Citadel of Quebec: You don’t have to be a military geek to enjoy a trip to the largest British fortress in North America; the views of Old Quebec and the St. Lawrence are reason enough to visit. Then there is the daily summer ritual of the Changing of the Guard, as soldiers do at Buckingham Palace, but in French. For military enthusiasts, however, a visit to the Citadel is not complete without visiting the on-site museum, detailing the history of the still-active 22nd Regiment.

Plains of Abraham: The central battle site of the Seven Years’ War – where Quebec City passed from French to British hands – is now a sprawling riverside park. Switch to story mode, tracing key moments of the war through a route of plaques and sculptures, or simply enjoy the expansive lawns, manicured flowerbeds and bandstand. Locals love the wooded lower path, lined with dogtooth violets, for strolling with their pooches.

Civilization Museum: The National Museum of Fine Arts, the largest in Quebec, attracts all the attention with its vast collection of majestic portraits in gilded frames. But the Museum of Civilization, by the lovely square of Place Royale, gives a glimpse of local life, from the Augustinians of the 17th century to the Quiet Revolution of the 1960s. Don’t miss the top floor exhibition on the peoples natives, with traditional clothing and snowshoes.

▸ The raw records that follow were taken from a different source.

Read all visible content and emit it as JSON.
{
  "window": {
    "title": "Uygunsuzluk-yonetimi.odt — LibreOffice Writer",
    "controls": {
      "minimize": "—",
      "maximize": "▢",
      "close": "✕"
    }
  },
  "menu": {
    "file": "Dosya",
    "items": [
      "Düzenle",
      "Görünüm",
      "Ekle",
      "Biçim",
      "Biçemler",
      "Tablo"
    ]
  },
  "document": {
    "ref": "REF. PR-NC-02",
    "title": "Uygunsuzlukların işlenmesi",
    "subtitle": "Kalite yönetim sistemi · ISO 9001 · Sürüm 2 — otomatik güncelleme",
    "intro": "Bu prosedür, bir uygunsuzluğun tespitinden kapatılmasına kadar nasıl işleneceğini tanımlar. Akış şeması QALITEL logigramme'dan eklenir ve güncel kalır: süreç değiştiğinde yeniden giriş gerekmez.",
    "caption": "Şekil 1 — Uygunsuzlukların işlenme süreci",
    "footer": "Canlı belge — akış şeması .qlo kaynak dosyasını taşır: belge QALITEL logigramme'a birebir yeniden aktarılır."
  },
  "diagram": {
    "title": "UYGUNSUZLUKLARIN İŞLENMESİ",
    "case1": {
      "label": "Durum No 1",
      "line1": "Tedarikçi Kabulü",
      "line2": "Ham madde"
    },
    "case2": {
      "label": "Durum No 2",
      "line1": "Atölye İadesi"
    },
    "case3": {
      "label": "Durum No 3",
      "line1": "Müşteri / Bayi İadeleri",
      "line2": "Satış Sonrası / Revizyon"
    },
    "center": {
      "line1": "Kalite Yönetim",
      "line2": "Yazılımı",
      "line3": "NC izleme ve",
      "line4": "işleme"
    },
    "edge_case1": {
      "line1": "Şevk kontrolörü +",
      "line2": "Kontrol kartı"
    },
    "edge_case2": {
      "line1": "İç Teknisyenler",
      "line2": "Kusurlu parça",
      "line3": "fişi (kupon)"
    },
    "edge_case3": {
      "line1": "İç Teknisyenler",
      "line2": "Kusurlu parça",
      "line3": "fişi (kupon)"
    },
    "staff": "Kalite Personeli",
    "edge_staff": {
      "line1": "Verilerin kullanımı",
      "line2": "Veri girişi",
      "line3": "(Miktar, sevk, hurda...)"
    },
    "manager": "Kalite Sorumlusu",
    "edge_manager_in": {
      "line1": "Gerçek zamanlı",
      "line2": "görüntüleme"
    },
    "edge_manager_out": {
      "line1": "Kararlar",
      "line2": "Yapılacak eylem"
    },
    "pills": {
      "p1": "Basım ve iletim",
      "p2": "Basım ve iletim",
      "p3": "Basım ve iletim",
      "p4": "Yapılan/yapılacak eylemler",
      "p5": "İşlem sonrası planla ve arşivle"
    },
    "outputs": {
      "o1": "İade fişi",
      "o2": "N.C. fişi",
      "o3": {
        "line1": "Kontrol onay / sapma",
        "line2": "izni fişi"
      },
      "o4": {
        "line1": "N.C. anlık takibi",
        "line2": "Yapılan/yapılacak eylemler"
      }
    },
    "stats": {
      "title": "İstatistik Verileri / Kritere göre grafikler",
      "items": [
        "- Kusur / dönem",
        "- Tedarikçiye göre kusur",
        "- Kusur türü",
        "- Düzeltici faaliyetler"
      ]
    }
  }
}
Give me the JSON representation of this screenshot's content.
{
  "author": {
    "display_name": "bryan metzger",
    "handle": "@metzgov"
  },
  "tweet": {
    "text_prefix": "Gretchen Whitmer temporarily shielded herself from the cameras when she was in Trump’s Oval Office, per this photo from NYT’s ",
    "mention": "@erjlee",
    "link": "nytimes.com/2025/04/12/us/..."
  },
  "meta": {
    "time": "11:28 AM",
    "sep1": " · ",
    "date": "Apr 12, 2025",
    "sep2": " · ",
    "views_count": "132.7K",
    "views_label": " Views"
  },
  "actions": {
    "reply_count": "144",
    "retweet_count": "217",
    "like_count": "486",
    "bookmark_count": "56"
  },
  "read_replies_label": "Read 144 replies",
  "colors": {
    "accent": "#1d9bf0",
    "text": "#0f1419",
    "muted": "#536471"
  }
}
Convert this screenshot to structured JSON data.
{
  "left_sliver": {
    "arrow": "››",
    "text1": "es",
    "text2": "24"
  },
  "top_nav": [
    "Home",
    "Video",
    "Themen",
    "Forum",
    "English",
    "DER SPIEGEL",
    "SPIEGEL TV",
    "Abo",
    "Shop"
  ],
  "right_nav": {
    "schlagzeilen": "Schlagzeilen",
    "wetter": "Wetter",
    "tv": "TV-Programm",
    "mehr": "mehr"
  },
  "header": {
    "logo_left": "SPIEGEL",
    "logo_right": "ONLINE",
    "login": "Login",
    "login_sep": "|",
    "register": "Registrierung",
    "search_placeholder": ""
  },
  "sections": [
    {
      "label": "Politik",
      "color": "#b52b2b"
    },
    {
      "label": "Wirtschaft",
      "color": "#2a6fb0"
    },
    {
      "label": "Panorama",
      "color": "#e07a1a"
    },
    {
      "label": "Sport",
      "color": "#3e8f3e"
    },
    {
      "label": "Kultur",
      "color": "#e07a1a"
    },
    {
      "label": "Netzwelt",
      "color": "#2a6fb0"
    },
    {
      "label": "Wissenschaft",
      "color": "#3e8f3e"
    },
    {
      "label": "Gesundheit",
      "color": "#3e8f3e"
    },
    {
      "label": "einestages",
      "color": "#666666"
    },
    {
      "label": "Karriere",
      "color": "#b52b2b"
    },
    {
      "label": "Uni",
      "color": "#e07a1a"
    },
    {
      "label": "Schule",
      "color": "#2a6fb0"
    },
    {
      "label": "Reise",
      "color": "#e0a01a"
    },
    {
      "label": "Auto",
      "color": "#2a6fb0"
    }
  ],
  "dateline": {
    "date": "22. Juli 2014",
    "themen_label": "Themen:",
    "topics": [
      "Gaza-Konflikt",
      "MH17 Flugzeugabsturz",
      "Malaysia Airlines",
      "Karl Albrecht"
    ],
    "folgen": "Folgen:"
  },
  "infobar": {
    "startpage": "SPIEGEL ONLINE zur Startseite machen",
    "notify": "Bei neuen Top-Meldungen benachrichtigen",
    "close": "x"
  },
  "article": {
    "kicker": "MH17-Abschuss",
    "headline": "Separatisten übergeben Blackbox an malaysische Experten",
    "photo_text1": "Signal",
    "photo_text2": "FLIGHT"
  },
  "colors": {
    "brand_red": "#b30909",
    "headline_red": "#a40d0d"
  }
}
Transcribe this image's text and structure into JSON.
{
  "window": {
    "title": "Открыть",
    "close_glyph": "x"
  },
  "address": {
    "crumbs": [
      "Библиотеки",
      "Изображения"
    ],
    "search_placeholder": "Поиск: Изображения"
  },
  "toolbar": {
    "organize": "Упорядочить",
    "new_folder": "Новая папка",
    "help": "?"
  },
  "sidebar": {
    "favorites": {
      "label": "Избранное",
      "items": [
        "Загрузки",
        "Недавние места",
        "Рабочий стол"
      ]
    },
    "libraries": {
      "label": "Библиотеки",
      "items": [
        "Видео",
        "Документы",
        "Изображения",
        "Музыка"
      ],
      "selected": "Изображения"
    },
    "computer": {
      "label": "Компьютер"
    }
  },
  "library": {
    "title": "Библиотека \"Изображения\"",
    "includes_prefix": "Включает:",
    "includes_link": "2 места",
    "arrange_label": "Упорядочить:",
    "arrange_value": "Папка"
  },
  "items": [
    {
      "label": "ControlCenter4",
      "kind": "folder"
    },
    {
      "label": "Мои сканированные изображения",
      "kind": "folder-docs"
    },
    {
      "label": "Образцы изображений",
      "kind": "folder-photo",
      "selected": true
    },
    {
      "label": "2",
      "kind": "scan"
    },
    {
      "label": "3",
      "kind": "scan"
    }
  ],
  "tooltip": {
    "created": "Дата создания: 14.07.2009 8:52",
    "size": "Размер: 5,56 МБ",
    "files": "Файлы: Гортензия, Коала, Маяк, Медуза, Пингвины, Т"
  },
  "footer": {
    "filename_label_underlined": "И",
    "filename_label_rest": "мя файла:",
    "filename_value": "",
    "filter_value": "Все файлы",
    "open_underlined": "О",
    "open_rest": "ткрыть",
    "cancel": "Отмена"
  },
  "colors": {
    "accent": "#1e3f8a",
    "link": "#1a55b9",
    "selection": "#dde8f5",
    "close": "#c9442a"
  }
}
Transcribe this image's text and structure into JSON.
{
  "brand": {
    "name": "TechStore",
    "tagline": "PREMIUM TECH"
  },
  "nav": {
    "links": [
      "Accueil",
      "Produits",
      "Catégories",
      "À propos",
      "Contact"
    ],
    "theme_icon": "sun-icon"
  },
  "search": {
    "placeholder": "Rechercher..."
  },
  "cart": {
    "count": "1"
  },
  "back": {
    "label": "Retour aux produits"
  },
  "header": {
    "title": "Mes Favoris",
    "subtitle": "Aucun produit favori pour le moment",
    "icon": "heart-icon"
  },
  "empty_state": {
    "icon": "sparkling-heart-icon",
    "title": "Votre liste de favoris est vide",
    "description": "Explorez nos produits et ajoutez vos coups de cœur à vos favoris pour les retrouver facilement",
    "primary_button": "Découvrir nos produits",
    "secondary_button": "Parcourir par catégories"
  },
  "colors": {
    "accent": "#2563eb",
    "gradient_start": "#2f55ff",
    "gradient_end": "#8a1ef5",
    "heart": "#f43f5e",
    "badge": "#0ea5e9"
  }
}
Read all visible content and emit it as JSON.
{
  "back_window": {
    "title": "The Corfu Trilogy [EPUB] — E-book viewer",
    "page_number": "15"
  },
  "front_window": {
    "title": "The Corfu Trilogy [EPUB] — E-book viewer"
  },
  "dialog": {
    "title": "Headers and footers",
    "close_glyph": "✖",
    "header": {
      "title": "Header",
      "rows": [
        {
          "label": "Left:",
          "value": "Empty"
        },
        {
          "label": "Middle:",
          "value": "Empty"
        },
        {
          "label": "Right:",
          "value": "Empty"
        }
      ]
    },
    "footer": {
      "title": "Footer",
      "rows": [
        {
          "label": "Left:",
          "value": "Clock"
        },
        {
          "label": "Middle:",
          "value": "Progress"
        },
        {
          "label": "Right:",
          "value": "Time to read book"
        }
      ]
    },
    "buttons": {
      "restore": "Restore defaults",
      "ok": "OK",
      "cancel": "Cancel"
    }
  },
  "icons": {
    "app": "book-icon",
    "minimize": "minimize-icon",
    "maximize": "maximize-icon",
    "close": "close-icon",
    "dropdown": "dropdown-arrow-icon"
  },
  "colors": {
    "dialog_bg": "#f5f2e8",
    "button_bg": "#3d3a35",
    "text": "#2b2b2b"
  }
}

Modern neighborhoods: Want to see the “real” Quebec? Head west past the old center to explore a succession of neighborhoods with contemporary skyscrapers, graffitied streets and millennial dishes to sip. To the east, Saint-Jean-Baptiste enjoys a tranquil vibe with wide sidewalks and bistros, while gritty Saint-Roch has plentiful nightlife mixed with cheap shops, cafes and a giant outpost of Scientology. The once working-class but now booming neighborhood of Saint-Sauveur is home to some of the city’s trendiest new restaurants.